after 10+ years of aging.
Seconds / Seconde: the liquid that is collected
in the distillation after the heart.
Swan's Neck: The curved portion of copper tube
between the pot or boiler and the condenser. The
swan neck is the top of the vapor path, where each
droplet of vapor may continue downhill to the condenser,
or downhill to return to the pot. Stave: the long,
curved pieces of wood that are assembled to form
Still: The device used for distillation, and employed
in the making of brandy. The still consists of the
boiler, the still-head and swan neck, and the cooling-tank
and coil. The traditional Charentais still also
includes a wine pre-heater.
Still-head: the part of the still atop the boiler.
Often shaped like an onion.
Tails: The portion of distillate collected after
the heart. Heavier and higher-boiling molecules
are carried over by the vapors as the distillation
runs to its endpoint. These can include more oily
and astringent compounds that contribute to the
complex flavors of a finished brandy.
Tannin: Found in leaves, stems, and seeds of grapes,
tannins protect wine from degradation by oxygen.
Though tannins do not vaporize from the wine, tannins
are also found in the oak wood of the casks, where
they are slowly dissolved into the brandy. The distinctive
tannins of different oak species and convey some
of the uniqueness of woods from different forests
and growth habits.
Vinasse: The residue left in the still after the
VS: Very Special, indicating that the youngest
eau-de-vie in the blend has aged at least two years.
VSOP: Very Superior Old Pale. In Cognac, indicates
that the youngest eau-de-vie in the blend has aged
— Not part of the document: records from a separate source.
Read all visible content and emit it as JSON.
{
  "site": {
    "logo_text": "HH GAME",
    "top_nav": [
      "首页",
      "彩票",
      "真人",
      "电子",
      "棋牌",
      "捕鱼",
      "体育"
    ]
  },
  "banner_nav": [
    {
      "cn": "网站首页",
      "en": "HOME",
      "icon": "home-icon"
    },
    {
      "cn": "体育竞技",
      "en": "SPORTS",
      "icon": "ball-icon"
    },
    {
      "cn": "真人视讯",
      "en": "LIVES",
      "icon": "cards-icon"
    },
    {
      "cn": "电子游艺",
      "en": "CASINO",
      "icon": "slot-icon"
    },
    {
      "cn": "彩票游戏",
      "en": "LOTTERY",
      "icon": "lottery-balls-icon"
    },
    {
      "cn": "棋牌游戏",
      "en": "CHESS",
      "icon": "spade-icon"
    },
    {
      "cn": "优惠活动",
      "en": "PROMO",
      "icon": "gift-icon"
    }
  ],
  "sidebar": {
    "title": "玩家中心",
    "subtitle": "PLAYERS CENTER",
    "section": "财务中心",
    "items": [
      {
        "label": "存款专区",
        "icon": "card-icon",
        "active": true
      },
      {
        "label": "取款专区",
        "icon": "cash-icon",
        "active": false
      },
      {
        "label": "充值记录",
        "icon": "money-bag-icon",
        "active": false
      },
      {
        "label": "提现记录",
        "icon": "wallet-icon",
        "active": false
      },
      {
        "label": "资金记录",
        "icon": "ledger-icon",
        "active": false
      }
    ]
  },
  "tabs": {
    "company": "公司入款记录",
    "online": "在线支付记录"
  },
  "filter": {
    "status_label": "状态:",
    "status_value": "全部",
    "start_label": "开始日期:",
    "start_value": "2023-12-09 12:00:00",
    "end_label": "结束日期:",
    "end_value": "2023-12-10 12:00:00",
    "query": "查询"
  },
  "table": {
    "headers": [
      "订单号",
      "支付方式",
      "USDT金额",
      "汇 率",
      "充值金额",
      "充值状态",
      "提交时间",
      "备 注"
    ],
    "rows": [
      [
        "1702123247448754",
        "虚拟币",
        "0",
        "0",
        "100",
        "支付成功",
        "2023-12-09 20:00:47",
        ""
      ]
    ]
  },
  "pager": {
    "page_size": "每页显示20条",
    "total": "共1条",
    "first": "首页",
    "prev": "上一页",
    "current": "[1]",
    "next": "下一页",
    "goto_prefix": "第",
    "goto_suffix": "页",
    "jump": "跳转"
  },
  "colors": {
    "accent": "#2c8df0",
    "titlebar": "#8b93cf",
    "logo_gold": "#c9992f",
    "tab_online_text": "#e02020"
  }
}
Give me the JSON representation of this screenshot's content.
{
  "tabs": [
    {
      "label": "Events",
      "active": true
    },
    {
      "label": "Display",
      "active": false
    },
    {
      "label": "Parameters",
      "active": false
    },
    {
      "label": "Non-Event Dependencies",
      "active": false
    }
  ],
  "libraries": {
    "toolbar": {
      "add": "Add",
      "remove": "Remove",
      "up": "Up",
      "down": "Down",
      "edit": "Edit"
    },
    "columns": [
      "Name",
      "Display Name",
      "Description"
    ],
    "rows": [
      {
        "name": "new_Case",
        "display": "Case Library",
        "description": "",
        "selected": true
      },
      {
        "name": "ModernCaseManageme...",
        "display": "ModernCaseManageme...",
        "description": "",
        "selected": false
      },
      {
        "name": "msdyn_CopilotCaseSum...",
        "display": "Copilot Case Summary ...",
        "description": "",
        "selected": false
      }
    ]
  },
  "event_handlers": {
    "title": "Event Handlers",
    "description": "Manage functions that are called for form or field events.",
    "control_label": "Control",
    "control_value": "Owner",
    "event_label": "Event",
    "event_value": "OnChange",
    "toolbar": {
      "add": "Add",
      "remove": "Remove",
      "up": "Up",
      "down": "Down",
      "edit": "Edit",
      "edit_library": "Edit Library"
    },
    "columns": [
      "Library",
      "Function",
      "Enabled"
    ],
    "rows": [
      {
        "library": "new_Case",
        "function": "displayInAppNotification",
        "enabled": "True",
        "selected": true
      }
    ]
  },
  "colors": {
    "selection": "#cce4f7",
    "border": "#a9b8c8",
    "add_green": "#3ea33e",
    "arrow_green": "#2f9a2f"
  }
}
at least for four years
XO: Extra Old. In the language of Cognac, the youngest
eau-de-vie in the blend at least 6 years old.